TO READ MORE

Enter your email to get instant access to this article and to receive our free email newsletter:

Or, Subscribe now to get full access.

Already a subscriber? Log in here .

What you’ll get with an All-Access subscription to World Politics Review:

A WPR subscription is like no other resource — it’s like having your own personal researcher and analyst for news and events around the globe. Become a member now, and you’ll get:

  • Immediate and instant access to the full searchable library of 15,000+ articles
  • Daily articles with original analysis, written by leading topic experts, delivered to you every weekday
  • Daily links to must-read news, analysis, and opinion from top sources around the globe, curated by our keen-eyed team of editors
  • Weekly in-depth reports, including features on important countries and issues.
  • Your choice of weekly region-specific newsletters, delivered to your inbox.
  • Smartphone- and tablet-friendly website.

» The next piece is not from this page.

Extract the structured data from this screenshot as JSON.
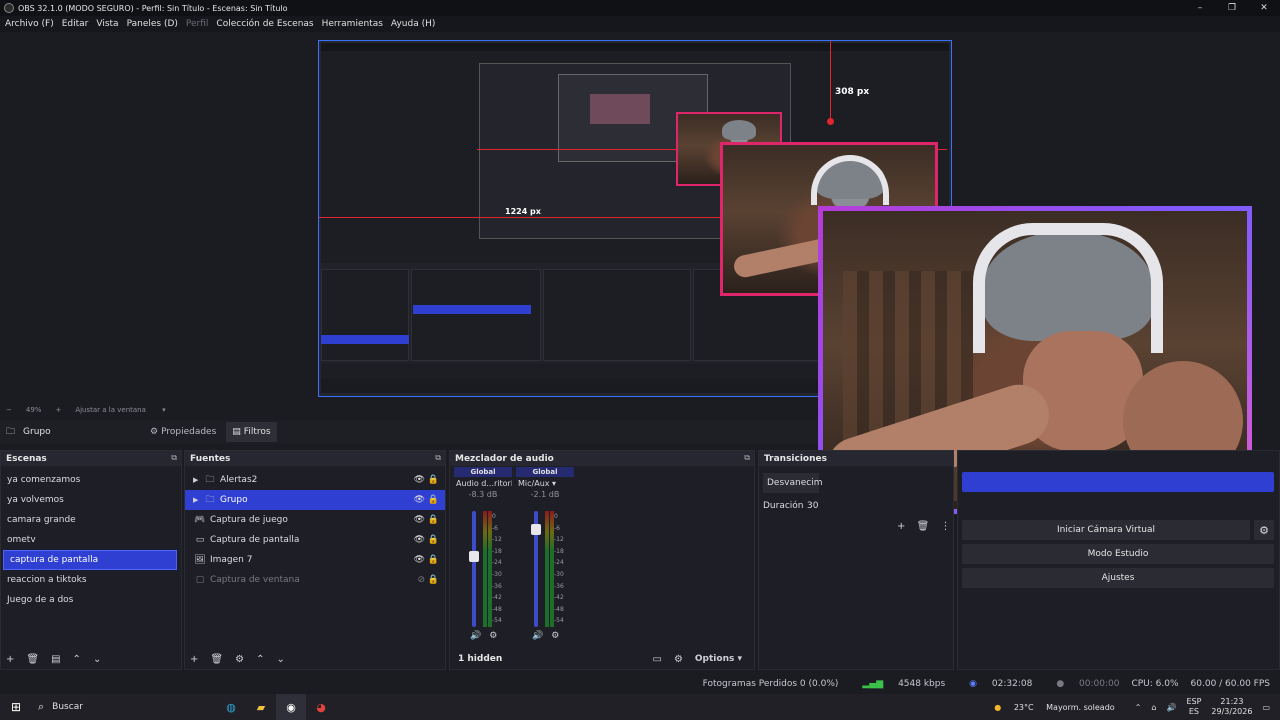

And all of this is available to you — right now for just $1 for the first 3 months.

More World Politics Review